At the Google I/O keynote, the Android team announced first-class support for Kotlin. This is a great step for Kotlin, and fantastic news for Android developers as well as the rest of our community. They’re thrilled with the opportunities this opens up.
For Android developers, Kotlin support is a chance to use a modern and powerful language, helping solve common headaches such as runtime exceptions and source code verbosity. Kotlin is easy to get started with and can be gradually introduced into existing projects, which means that your existing skills and technology investments are preserved.
Starting now, Android Studio 3.0 ships with Kotlin out of the box, meaning Android developers no longer need to install any extras or worry about compatibility. It also means that moving forward, you can rest assured that both JetBrains and Google will be supporting Android development in Kotlin.
In case you are concerned about other platforms that Kotlin supports (Kotlin/JVM for server and desktop, Kotlin/JS and Kotlin/Native), please be sure that they are as important for us as ever. Our vision here is to make Kotlin a uniform tool for end-to-end development of various applications bridging multiple platforms with the same language. This includes full-stack web applications, Android and iOS clients, embedded/IoT and much more.
Programming languages are just like human ones: the more people speak a language, the better. First-class support on Android will likely bring more users to Kotlin, and they expect the community to grow significantly. This means more libraries and tools developed in/for Kotlin, more experience shared, more Kotlin job offerings, more learning materials published, and so on. They are excited to see the Kotlin ecosystem flourish!
They will be partnering with Google to create a non-profit foundation for Kotlin. Language development will continue to be sponsored by JetBrains, and the Kotlin team (over 40 people and second largest team at the company) will operate as usual. Andrey Breslav remains the Lead Language Designer, and Kotlin will be developed under the same principles as before. They’ll keep our design processes open, because your feedback is critical for us in moving Kotlin in the right direction.
If you’re at Google I/O, make sure you stop by one of the ‘Kotlin talks on the schedule. And of course, don’t forget to register for ‘KotlinConf’ in San Francisco in November. It will be an amazing event!
Is Kotlin going to become primarily focused on Android?
One of Kotlin’s goals is to be a language that is available on multiple platforms and this will always be the case.
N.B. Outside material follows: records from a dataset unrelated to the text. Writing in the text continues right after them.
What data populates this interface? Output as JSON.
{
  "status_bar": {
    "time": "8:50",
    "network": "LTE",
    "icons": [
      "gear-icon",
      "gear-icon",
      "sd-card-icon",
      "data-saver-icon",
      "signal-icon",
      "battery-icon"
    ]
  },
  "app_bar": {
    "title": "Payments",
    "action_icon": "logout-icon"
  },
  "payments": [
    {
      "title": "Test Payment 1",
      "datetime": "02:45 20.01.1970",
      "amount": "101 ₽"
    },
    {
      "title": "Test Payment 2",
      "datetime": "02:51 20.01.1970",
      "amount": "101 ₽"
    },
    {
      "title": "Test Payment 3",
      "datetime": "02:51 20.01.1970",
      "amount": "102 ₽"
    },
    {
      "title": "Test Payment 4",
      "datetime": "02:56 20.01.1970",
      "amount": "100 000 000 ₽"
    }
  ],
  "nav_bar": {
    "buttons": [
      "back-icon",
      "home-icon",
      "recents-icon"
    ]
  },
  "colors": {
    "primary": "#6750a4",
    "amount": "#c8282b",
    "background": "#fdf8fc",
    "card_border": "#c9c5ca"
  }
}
It will keep supporting and actively developing for Kotlin/JVM (server-side, desktop and other types of applications), and Kotlin/JS. They are working on Kotlin/Native for other platforms such as macOS, iOS and IoT/embedded systems.
How does this impact Kotlin’s release cycles?
Kotlin will continue to have its own independent release cycle from that of Android or Android Studio. The projects remain completely independent. Obviously there will be close collaboration between the product teams to make sure that Kotlin is always working correctly in Android Studio.
Who’s going to work on the Android Studio plugin?
JetBrains will continue to work on the Android Studio plugin, collaborating closely with the Android Studio team.
Will this affect the support for IntelliJ IDEA, Eclipse or Netbeans?
No. Kotlin continues to be a language that targets multiple platforms and support for other IDE’s will continue to be provided as before. Obviously emphasis will be placed on IntelliJ IDEA with hopefully community contributions on the other ones.
Will this affect support for macOS or iOS?
No. They still have plans to support both of these systems with Kotlin/Native and nothing has changed in this regard.
Is JetBrains going to be acquired by Google?
No. JetBrains has no plans of being acquired by any company. JetBrains is and continues to be an independent tool vendor catering to developers regardless of their platform or language of choice.